The following images illustrate the effects of light pollution on some of the brightest deep sky objects, which are observed using the same telescope from different locations.
In this particular example - The Great Andromeda galaxy through a large telescope : Under truly dark skies Countryside-suburbs area Light polluted small city Effects of light pollution on fainter DSO such as distant galaxies will be even more dramatic. See an example of how some members of a Virgo galaxy cluster should look through a large telescope in different locations.
As you can see - many fainter galaxies become invisible in areas with stronger light pollution: Under truly dark skies Countryside-suburbs area Light polluted small city If you plan to observe deep sky objects from an area with a moderate light pollution - it is best to concentrate on objects like open clusters, double stars, brightest of the emission nebulae and also some bright planetary nebulae due to their high surface brightness. Double Stars Lots of stars you see in the sky are actually double or multiple, and many of them can be visually resolved through a telescope.
These stars will still look "dot like" but instead of a single star - you will see two or more placed closely together. A small, cheap scope allows to observe plenty of doubles, however a larger and more quality instrument allows to resolve tighter pairs. Also color differences between some pair provide an impressive sight.
Albireo - easily resolved in any telescope [1,2,3] Beta Monoceri - unresolved in small and cheap scopes  Beta Monoceri - a larger, quality scope resolves 3 stars [2,3] Comets and Asteroids Comets are small icy objects from outer solar system, which from time to time approach close enough to the Sun and become visible.
At the beginning we can only see their coma nebulous envelope and a small bright "star" inside nucleus.
Sagittarius has wrapped itself around our galaxy, w ith its core some 60, light-years from our galaxys center. Sagittariuss stars w ill ultim ately dissolve into the M ilk y W ays halo in a process that has probably repeated itself many times over the past 10 billion years.
In dominating the Sagittarius dwarf, the M ilky W ay doesnt even have to lift a glove: gravity is delivering the The Milky Way and Andromeda galaxies are moving inexorably closer, and will collide in 3 to 5 billion years.
This photo illustration depicts M31 and the Milky Ways galactic plane looming large in the night sky when the two galaxies have come close.

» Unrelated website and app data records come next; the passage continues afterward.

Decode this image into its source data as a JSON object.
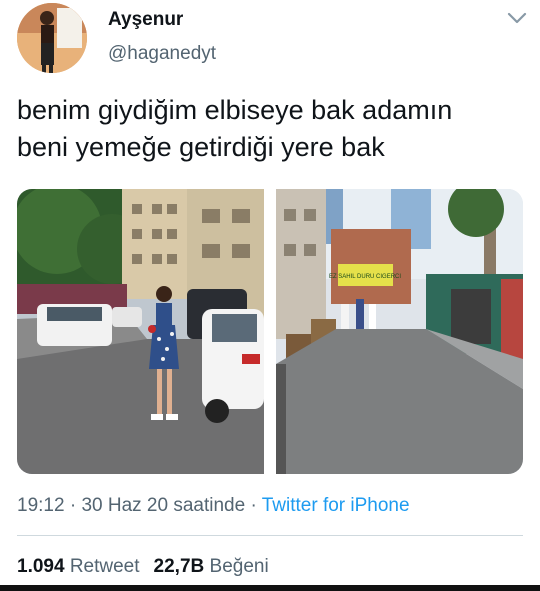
{
  "user": {
    "display_name": "Ayşenur",
    "handle": "@haganedyt"
  },
  "tweet": {
    "line1": "benim giydiğim elbiseye bak adamın",
    "line2": "beni yemeğe getirdiği yere bak",
    "photo_sign_text": "EZ SAHIL DURU CIGERCI"
  },
  "meta": {
    "time": "19:12",
    "dot1": " · ",
    "date": "30 Haz 20 saatinde",
    "dot2": " · ",
    "source": "Twitter for iPhone"
  },
  "stats": {
    "retweets": "1.094",
    "retweets_label": "Retweet",
    "likes": "22,7B",
    "likes_label": "Beğeni"
  },
  "icons": {
    "more": "chevron-down-icon"
  },
  "colors": {
    "link": "#1d9bf0",
    "secondary": "#536471"
  }
}
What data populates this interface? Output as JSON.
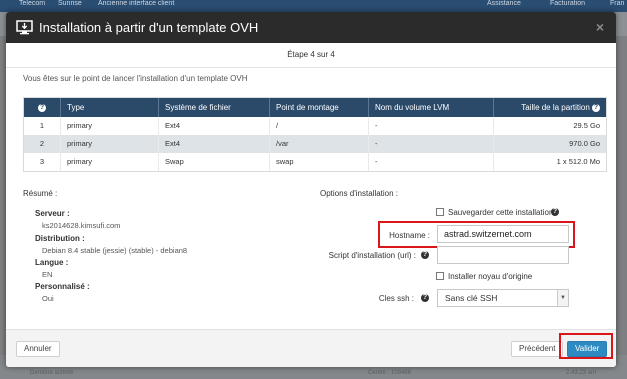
{
  "background": {
    "nav_left": [
      "Telecom",
      "Sunrise",
      "Ancienne interface client"
    ],
    "nav_right": [
      "Assistance",
      "Facturation",
      "Fran"
    ],
    "lower_text_1": "Dernière activité",
    "lower_text_2": "Centre : 103466",
    "lower_text_3": "2.43.23 am"
  },
  "modal": {
    "title": "Installation à partir d'un template OVH",
    "close_symbol": "×",
    "step": "Étape 4 sur 4",
    "intro": "Vous êtes sur le point de lancer l'installation d'un template OVH"
  },
  "partitions": {
    "headers": {
      "help": "?",
      "type": "Type",
      "filesystem": "Système de fichier",
      "mount": "Point de montage",
      "lvm": "Nom du volume LVM",
      "size": "Taille de la partition"
    },
    "rows": [
      {
        "num": "1",
        "type": "primary",
        "fs": "Ext4",
        "mount": "/",
        "lvm": "-",
        "size": "29.5 Go"
      },
      {
        "num": "2",
        "type": "primary",
        "fs": "Ext4",
        "mount": "/var",
        "lvm": "-",
        "size": "970.0 Go"
      },
      {
        "num": "3",
        "type": "primary",
        "fs": "Swap",
        "mount": "swap",
        "lvm": "-",
        "size": "1 x 512.0 Mo"
      }
    ]
  },
  "summary": {
    "title": "Résumé :",
    "server_label": "Serveur :",
    "server_value": "ks2014628.kimsufi.com",
    "distribution_label": "Distribution :",
    "distribution_value": "Debian 8.4 stable (jessie) (stable) - debian8",
    "language_label": "Langue :",
    "language_value": "EN",
    "custom_label": "Personnalisé :",
    "custom_value": "Oui"
  },
  "options": {
    "title": "Options d'installation :",
    "save_label": "Sauvegarder cette installation",
    "hostname_label": "Hostname :",
    "hostname_value": "astrad.switzernet.com",
    "script_label": "Script d'installation (url) :",
    "script_value": "",
    "kernel_label": "Installer noyau d'origine",
    "ssh_label": "Cles ssh :",
    "ssh_value": "Sans clé SSH"
  },
  "footer": {
    "cancel": "Annuler",
    "previous": "Précédent",
    "validate": "Valider"
  },
  "colors": {
    "header": "#2b2b2b",
    "table_header": "#2b4a6a",
    "primary_button": "#2e8bc1",
    "highlight": "#d8161c"
  }
}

By this time, the expanding Sun will have roasted Earth to a cinder. Numerous other dwarfs have suffered the same fate, and their rem aining tidal streams litter the M ilky W ays environs. M31 features a whopping globular clusters. It has three noteworthy galaxy companions, each roughly as massive as the M agellanic Clouds: the dw arf compact elliptical M32, the dw arf elliptical M also known as N G C , and the spiral M We all did it all: wrote and edited stories, took pictures, drew artwork and laid out the pages.
Image The author, at some point between and So I was crestfallen to hear recently that the family farm was up for sale. The news broke on Hastro-L, a mailing list devoted to the history of astronomy. Word reverberated through the astronomical community, amid rumors that the magazine might close or become an online-only publication.
The magazine was financially strong, he said, but had been dragged down by the financial misadventures of its parent company. Those were heady times for me, my colleagues and our competitors, but that wave soon crashed for lack of advertising.